◆ **Entries supplied**:
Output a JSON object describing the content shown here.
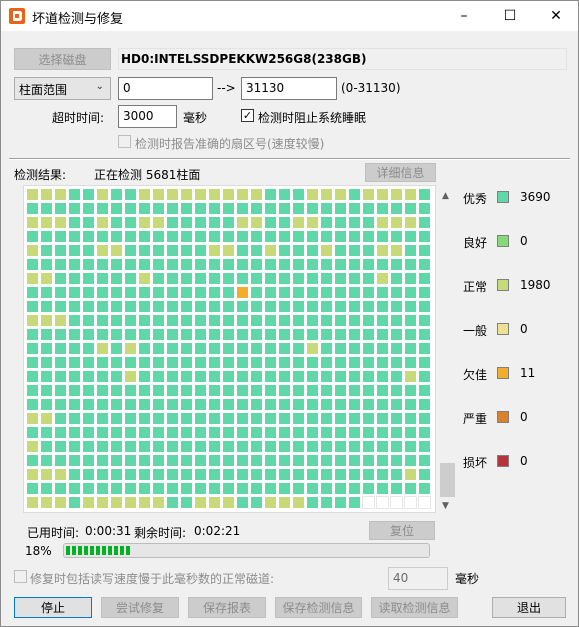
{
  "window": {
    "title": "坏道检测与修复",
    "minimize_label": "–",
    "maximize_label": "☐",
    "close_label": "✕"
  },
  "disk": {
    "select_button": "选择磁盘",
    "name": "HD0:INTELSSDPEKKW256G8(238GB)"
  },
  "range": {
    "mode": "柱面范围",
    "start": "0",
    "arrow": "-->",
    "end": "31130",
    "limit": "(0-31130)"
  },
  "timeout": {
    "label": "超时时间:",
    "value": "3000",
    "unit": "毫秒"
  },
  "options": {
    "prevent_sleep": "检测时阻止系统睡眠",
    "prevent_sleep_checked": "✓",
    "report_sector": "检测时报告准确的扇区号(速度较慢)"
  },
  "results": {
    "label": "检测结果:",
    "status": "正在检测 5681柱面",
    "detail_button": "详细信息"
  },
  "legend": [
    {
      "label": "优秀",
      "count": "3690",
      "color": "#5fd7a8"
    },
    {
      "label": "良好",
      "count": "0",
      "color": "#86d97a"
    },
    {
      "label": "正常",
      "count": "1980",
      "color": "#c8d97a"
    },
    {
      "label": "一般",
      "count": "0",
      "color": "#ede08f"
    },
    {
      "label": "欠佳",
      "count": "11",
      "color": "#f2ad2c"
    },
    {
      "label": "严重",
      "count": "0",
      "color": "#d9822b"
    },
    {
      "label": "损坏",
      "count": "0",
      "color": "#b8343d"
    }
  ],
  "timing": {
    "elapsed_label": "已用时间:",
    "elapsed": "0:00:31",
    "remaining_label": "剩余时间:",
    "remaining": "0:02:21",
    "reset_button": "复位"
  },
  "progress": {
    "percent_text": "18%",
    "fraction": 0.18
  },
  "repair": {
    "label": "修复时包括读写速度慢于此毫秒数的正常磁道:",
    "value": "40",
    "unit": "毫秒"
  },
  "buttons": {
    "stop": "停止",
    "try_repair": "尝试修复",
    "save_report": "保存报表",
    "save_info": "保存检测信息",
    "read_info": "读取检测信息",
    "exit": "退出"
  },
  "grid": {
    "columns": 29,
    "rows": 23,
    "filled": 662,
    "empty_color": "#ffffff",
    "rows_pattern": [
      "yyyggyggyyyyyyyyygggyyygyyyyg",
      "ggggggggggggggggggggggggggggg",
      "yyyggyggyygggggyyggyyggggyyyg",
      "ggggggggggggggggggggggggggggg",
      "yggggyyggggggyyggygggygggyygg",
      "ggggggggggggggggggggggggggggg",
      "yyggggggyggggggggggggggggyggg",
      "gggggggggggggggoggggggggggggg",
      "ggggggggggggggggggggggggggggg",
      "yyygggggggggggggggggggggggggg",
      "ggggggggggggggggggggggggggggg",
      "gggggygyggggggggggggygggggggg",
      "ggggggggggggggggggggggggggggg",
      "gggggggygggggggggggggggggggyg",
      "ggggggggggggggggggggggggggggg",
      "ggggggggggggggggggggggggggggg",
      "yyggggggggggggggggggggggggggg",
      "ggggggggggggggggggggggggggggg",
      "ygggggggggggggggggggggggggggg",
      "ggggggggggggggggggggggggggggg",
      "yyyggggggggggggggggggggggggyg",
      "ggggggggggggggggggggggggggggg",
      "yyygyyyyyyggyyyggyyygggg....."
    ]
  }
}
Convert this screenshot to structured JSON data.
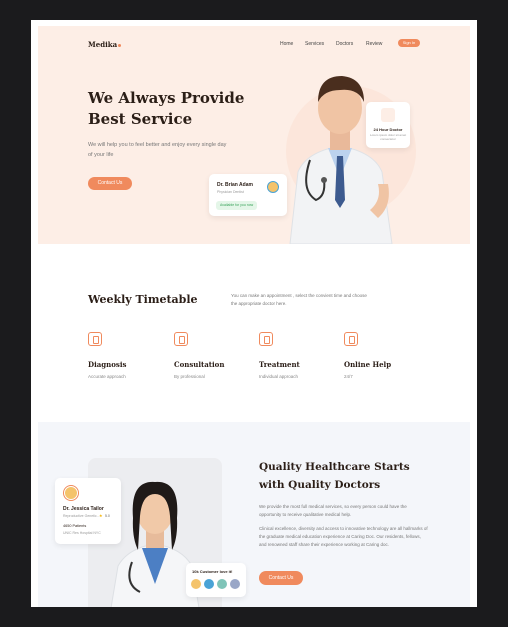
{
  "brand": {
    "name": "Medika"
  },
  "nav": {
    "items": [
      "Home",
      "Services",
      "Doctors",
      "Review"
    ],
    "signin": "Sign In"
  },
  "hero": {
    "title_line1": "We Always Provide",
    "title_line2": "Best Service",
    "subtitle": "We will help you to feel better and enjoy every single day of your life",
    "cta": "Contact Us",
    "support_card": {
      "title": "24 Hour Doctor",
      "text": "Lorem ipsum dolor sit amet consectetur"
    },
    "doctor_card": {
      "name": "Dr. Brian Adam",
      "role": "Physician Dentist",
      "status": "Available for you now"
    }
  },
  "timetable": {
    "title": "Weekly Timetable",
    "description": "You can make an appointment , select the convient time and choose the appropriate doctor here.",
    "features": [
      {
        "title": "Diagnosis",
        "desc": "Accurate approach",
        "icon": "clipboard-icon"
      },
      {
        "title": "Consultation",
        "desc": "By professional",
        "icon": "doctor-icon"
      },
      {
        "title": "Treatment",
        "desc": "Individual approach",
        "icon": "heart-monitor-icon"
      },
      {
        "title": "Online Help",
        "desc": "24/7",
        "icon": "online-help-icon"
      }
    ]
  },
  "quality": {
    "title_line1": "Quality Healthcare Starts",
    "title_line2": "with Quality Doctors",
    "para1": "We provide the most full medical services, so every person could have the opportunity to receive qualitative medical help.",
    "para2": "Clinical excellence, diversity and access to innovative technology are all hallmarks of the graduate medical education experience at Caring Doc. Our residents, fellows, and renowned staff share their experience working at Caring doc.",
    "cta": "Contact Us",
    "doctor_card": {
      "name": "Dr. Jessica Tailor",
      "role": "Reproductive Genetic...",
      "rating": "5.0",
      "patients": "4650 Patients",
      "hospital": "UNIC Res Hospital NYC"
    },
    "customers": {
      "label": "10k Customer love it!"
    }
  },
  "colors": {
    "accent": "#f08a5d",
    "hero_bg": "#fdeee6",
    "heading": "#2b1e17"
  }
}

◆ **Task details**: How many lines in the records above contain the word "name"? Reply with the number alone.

◆ **Problem solution**: 4